The appearance of St Nicholas means Christmas is on its way. While for adults the period leading up to Christmas is like no time at all, children impatiently count off the days on the Advent calendar. This agonizing wait for their Christmas presents is alleviated somewhat by the arrival of St Nicholas, who visits every child in the country on the eve of St Nicholas day December 5. This august figure is traditionally accompanied by an angel and a demon. He may scare the children a bit, but his main task is to give them some small gifts, fruit and sweets. This will be the scene on Charles Square in Třebíč (www.kviztrebic.cz). Christmas markets will be taking place in this UNESCO-listed town December 19 and 20.
The Czechs’ distinctive nativity scenes

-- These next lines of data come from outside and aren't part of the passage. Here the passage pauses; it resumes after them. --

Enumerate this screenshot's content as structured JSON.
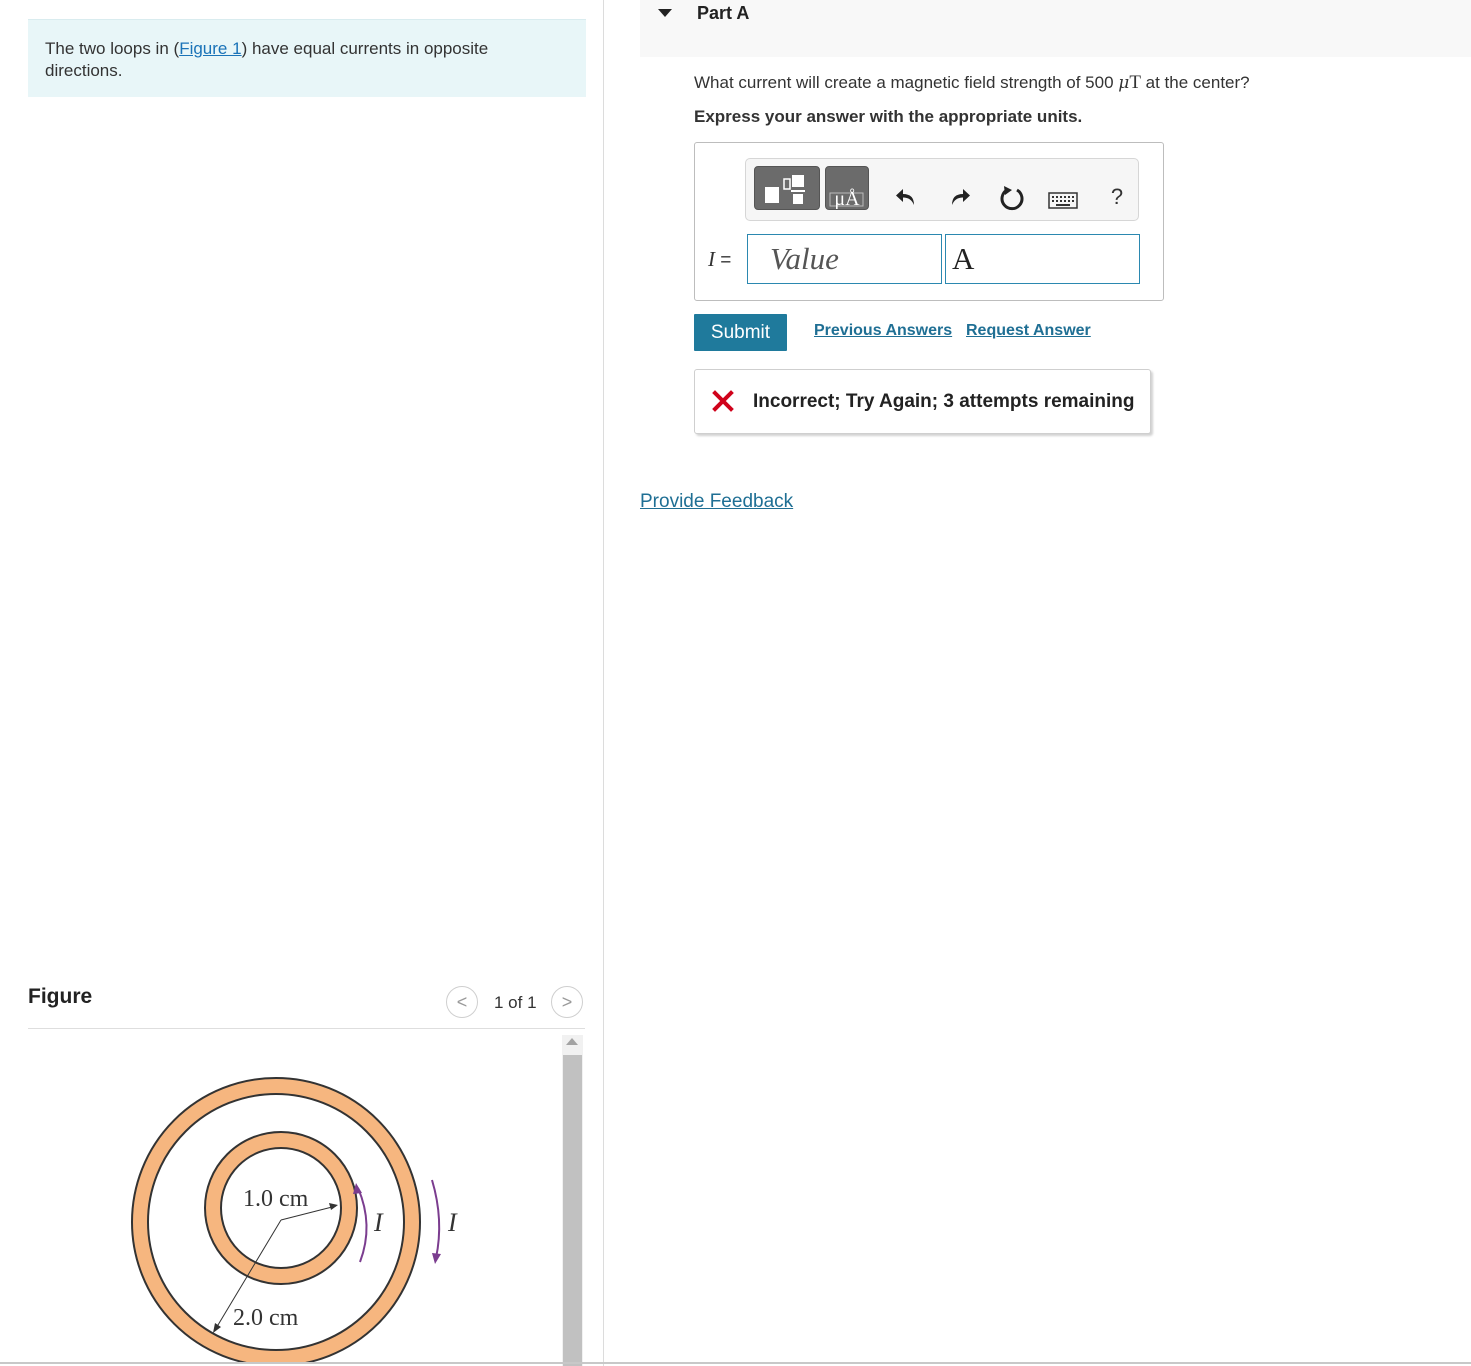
{
  "problem": {
    "text_before": "The two loops in (",
    "figure_link": "Figure 1",
    "text_after": ") have equal currents in opposite directions."
  },
  "figure": {
    "heading": "Figure",
    "counter": "1 of 1",
    "prev_glyph": "<",
    "next_glyph": ">",
    "inner_label": "1.0 cm",
    "outer_label": "2.0 cm",
    "current_label_inner": "I",
    "current_label_outer": "I",
    "colors": {
      "loop_fill": "#f6b67f",
      "loop_stroke": "#333333",
      "arrow": "#7b3d8f"
    }
  },
  "part": {
    "caret": "expanded",
    "title": "Part A",
    "question_before": "What current will create a magnetic field strength of 500 ",
    "question_mu": "μ",
    "question_unit": "T",
    "question_after": " at the center?",
    "instructions": "Express your answer with the appropriate units."
  },
  "toolbar": {
    "templates_icon": "templates-icon",
    "units_label": "μÅ",
    "undo_icon": "undo-icon",
    "redo_icon": "redo-icon",
    "reset_icon": "reset-icon",
    "keyboard_icon": "keyboard-icon",
    "help_label": "?"
  },
  "answer": {
    "variable": "I",
    "equals": " =",
    "value_placeholder": "Value",
    "value": "",
    "unit_value": "A"
  },
  "actions": {
    "submit_label": "Submit",
    "previous_answers": "Previous Answers",
    "request_answer": "Request Answer"
  },
  "feedback": {
    "message": "Incorrect; Try Again; 3 attempts remaining",
    "status_color": "#d0021b"
  },
  "provide_feedback": "Provide Feedback",
  "colors": {
    "accent": "#1f7a9c",
    "link": "#1f6f94",
    "problem_bg": "#e8f6f8"
  }
}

The story of Jesus’ birth has always been an inspiration for the creators of nativity scenes. These are made of various materials including wood, ceramics, paper and even gingerbread. Some of the nativity scenes you will discover in the Czech Republic are some of the finest in the world and can be found in churches, museums and open-air museums. The museum in Jindřichův Hradec (www.museum.esnet.cz) houses the largest mechanical scenes in the world – the Krýza Nativity Scene. It took the creator more than 60 years to complete this gargantuan undertaking which holds almost 1400 figures! In Třebechovice pod Orebem (www.betlem.cz) the villagers have even created a Nativity Scene Museum housing nativity scenes from across the Czech Republic and Slovakia. Their most valuable exhibit is the Třebechovice mechanical nativity scene. The prized possession at the Nativity Scene Museum in Karlštejn (www.obeckarlstejn.cz) is the Karlštejn royal nativity scene containing figures representing Czech kings. And be sure not to miss the museum’s exhibition of gingerbread nativity scenes.
Music for Christmas and Advent
Czech classical music is some of the world’s finest cultural heritage and there can be no better Christmas present for fans than special concerts of music for Christmas and Advent which take place at concert halls, markets, churches, castles and chateaux. These will often feature the Czech Christmas Mass called ‘Hej mistře, vstaň bystře’ composed by Jakub Jan Ryba at the end of the 18th century. This year it will be performed twice by the Prague State Opera (www.opera.cz) December 25 and 26. Concerts of organ music with a Christmas theme will also take place December 25 until January 6, 2007 at the Basilica of St James in the Old Town (www.auditeorganum.cz). The popularity of music specially written for Advent and Christmas can be seen from the number of festivals taking place.
My father’s grandparents were from Vsetine, Moravia, and they emigrated in 1892 to Texas.
|Leroy Eugene “Lee” Frederick|